Video via YouTube user frank den


I agree that james is great going left, Mj was indeed wrong. This isn't a diss to you guys, just a suggestion. The second video is meaningless to your argument of James being great at going left. On that play in the second video, James cut to the basket and got a LEFT Hand dunk. "Going Left" would mean dribbling with your left hand. Its much harder to dribble left and finish than it is to drop the ball in with your left hand. Like i said earlier James is great going left, but posting the video of james cutting Right and only finishing left does nothing to prove your argument.


Just goes to show, Pippen was always the better defender compared to Jordan.  Betcha Pippen wouldn't have made the mistake of underestimating James' off-hand.


@leehwgoc It's not like MJ was actually guarding LeBron. He said what he would do in that situation. But he was also one of the best perimeter defenders in the history of the NBA (though Pippen was even better, and he would have been the one checking LeBron anyway, as MJ shut down Wade and dropped 40 on LeBron on the other end of the floor). He wasn't underestimating anything.

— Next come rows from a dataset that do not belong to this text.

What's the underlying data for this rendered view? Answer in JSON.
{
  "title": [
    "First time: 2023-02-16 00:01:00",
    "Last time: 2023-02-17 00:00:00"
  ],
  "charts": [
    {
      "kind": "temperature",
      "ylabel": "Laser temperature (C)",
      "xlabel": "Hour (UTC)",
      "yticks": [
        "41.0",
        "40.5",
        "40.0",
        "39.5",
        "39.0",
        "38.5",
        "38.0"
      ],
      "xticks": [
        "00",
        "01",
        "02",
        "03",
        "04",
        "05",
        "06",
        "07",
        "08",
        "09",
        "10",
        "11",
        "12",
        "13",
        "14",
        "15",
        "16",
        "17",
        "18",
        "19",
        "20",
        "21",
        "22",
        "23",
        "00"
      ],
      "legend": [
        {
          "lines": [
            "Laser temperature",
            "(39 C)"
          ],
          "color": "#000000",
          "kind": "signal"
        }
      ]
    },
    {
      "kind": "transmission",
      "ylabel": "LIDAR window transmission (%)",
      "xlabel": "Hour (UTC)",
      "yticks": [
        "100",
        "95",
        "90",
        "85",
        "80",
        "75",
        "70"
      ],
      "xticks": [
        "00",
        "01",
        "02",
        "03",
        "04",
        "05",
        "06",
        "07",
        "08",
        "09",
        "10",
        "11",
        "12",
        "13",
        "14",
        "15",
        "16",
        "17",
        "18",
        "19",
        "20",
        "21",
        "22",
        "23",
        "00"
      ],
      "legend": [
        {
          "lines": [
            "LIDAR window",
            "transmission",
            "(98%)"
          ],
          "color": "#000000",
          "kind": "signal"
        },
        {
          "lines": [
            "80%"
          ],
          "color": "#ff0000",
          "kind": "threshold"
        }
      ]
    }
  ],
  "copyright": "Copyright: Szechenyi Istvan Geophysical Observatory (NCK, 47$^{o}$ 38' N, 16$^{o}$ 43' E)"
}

@JohnG1 @leehwgoc  True but Mj has been unjustly critical of Lebron, like saying he wouldn't be as successful if he played in a different era. Let put it like this, Dominique has one of the best 10 year periods as a scorer, he averaged over 28 points during the stretch. If he was successful, then why wouldn't Lebron, who is bigger, stronger, faster, and has a higher basketball IQ be as or more successful? Jordan wasn't being rationale, it sounds like he was trying to discredit lebron's greatness. Also Factor in the Lebron played his 2st seven years on one of the slowest paced teams during a slower paced era. Lord know what he would do per 100 possessions, in addition to the size and athletic edge he would have over everyone. Jordan should really do his homework